Aaron Freedman, a comrade at Jacobin, argued that the peasants are the most important characters on Game of Thrones on the 8th:
“But while the ‘smallfolk’ — as they are known in the world of Game of Thrones — appear mostly in the background, they are in fact the beating heart of the show. Indeed, on looking closer, we can see them as our real protagonists. It is the laboring class, after all, who makes possible the agricultural and mineral wealth of families like the Lannisters and the Tyrells. And at the same time, the core narrative of the show — war — shapes the peasants most of all. In total war, it is not the lords and ladies who see the worst horrors, but the peasants whose fields are burned and homes destroyed.”

Finally, on the 9th Diane Shipley discussed how pop culture uses motherhood as a redemption arc for career women for Bitch Media:
“Pop culture motherhood is often used to shorthand the idea that we should care about characters who were previously coded as unlikable or threatening.
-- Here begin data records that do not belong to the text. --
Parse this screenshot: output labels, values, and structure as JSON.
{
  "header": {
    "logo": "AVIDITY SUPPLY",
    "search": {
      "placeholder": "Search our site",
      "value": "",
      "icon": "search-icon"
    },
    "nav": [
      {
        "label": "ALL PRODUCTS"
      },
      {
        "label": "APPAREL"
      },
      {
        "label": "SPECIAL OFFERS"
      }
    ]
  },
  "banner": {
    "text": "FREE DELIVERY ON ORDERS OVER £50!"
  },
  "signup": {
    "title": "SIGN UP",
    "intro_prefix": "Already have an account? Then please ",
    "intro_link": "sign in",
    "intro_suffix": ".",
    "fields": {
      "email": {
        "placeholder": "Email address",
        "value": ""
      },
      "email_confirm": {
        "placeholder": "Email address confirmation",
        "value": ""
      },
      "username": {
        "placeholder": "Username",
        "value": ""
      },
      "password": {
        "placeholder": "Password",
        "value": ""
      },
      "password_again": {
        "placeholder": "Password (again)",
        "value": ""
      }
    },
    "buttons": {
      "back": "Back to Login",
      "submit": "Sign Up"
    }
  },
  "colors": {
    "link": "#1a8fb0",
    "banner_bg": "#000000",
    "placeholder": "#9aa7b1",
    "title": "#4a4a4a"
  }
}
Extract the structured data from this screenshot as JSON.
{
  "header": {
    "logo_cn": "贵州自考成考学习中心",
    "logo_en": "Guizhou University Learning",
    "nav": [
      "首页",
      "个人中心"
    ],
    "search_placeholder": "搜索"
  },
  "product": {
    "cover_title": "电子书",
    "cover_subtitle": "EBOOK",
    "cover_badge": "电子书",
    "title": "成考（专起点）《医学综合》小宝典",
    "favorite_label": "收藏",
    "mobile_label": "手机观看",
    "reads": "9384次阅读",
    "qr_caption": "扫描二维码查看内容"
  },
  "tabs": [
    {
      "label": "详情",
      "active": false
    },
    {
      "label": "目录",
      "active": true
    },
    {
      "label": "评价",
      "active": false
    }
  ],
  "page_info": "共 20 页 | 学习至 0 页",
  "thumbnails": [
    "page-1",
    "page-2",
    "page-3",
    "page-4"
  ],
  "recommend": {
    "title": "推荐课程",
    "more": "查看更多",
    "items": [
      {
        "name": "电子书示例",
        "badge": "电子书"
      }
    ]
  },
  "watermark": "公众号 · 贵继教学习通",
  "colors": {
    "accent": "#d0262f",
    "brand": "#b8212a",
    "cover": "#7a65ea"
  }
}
Last-chance motherhood is a narrative device meant to normalize them and, in many cases, to keep them from challenging the status quo. On the final season of House of Cards, President Claire Hale (Robin Wright) learns that she’s carrying her despicable late husband’s baby. Her discovery would be surprising enough even without the fact that she’s in her late 40s and has terminated her last three pregnancies. This dramatic shift in priorities is explained by the fact that producing an heir ensures she can keep her husband’s assets, and the show has fun with the idea that pregnancy has softened borderline-sociopath Claire’s hard-nosed image and sent her approval ratings through the roof.”